■ **Problem to solve**: For each line below with the word "Settings", write out a copy.

■ **Provided material**:
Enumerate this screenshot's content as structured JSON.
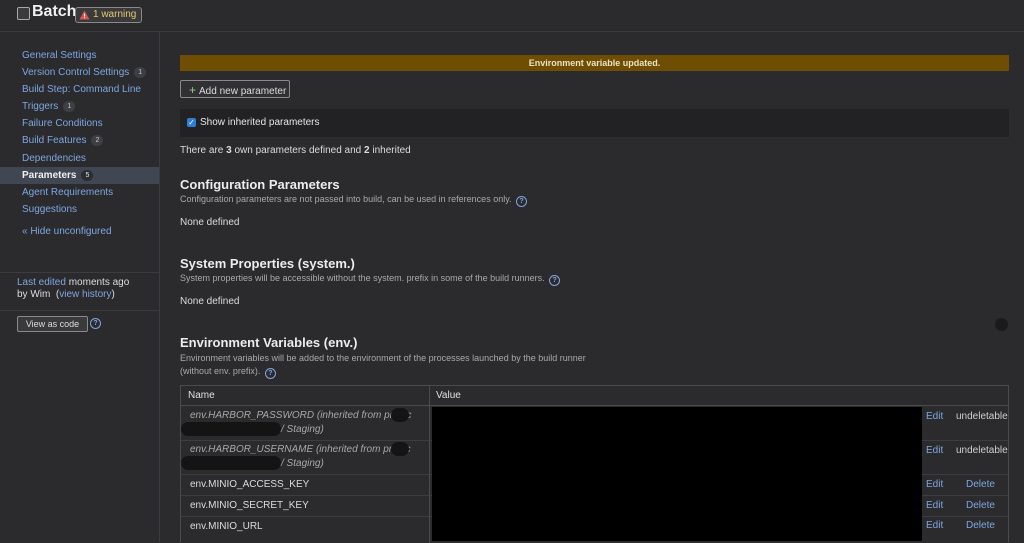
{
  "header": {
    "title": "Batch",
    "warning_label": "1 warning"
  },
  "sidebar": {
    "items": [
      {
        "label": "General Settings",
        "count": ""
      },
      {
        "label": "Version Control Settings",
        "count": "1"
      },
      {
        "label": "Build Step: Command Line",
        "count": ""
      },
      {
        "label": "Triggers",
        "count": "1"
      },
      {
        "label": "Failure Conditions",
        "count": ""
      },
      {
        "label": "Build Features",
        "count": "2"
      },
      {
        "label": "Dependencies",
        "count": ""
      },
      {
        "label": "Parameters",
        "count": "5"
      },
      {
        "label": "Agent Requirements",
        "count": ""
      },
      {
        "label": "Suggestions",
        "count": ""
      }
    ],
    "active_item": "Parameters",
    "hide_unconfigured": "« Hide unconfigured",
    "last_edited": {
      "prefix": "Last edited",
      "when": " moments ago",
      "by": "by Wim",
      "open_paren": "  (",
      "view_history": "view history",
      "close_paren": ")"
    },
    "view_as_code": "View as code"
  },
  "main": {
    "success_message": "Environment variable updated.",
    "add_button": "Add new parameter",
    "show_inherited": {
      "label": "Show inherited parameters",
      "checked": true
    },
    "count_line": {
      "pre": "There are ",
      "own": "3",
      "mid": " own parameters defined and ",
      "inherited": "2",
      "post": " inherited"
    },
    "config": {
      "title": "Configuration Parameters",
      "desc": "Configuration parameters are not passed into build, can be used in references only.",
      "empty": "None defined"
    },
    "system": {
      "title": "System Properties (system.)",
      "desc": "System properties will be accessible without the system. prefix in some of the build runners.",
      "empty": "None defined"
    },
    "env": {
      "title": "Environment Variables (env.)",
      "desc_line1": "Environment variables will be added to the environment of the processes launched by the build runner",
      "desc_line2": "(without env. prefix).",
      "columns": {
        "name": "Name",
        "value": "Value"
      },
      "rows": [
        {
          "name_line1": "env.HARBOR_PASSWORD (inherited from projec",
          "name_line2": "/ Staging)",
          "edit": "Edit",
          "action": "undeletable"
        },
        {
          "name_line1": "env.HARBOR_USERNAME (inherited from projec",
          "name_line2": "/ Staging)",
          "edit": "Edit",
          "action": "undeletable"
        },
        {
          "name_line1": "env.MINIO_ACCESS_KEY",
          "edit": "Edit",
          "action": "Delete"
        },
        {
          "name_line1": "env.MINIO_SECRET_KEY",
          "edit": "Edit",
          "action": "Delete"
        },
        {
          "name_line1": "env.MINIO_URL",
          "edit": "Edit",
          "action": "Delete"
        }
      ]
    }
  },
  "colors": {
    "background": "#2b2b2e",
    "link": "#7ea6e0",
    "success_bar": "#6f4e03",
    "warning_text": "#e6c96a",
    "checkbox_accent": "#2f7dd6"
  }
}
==
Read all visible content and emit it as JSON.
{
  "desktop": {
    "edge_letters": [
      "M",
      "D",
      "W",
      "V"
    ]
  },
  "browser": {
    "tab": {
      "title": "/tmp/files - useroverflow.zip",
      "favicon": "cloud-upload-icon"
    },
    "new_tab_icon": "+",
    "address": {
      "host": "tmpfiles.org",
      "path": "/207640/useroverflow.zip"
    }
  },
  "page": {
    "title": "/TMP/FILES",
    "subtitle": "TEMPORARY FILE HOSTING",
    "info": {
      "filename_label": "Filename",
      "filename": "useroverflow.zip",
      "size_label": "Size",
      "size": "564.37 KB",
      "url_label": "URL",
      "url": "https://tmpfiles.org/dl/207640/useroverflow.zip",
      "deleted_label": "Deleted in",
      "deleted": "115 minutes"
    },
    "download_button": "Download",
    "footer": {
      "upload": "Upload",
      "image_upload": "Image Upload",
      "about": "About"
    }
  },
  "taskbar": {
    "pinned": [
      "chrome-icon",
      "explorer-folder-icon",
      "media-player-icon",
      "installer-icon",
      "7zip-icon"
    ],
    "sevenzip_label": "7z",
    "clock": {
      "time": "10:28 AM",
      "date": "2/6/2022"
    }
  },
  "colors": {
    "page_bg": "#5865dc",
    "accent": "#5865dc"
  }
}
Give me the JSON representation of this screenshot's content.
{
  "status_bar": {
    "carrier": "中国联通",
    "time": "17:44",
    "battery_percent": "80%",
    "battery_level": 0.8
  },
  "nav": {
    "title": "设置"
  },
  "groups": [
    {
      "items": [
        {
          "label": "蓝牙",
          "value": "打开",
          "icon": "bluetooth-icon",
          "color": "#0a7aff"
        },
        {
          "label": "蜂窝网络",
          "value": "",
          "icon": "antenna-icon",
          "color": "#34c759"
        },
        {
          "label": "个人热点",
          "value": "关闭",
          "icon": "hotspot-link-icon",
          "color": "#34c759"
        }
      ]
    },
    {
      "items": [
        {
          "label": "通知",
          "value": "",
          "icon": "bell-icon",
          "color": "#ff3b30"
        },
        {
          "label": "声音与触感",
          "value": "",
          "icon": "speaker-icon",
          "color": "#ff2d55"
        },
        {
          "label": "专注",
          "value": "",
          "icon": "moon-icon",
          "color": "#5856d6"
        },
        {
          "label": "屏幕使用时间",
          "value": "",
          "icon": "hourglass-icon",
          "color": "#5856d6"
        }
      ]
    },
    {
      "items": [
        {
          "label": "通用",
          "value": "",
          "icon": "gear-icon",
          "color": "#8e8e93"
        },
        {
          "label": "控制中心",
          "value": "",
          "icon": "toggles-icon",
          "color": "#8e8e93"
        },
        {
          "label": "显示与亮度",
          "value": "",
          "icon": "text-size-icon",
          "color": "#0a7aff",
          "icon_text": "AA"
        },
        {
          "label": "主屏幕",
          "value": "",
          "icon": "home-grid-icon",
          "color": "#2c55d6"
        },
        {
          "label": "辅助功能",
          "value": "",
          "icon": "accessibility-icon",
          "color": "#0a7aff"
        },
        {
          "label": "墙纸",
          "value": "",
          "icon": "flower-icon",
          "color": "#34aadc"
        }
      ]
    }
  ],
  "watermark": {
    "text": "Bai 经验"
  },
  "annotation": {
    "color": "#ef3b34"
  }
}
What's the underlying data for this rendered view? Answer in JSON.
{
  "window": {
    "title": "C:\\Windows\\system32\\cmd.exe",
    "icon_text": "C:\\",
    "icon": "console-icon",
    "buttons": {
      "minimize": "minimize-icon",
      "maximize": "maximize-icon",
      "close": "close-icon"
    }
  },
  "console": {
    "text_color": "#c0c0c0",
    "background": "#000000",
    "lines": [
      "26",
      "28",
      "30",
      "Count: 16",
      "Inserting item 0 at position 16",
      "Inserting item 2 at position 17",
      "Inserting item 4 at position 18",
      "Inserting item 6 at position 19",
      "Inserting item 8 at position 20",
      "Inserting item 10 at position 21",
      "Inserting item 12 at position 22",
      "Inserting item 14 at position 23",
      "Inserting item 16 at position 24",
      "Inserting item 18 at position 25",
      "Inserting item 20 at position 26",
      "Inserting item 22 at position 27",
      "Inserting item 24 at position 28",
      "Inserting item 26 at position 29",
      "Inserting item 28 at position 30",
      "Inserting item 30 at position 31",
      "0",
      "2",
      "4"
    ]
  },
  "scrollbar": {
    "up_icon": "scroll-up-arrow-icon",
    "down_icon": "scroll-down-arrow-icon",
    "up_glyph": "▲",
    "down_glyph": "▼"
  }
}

■ **Task answer**:
        "label": "General Settings",
        "label": "Version Control Settings",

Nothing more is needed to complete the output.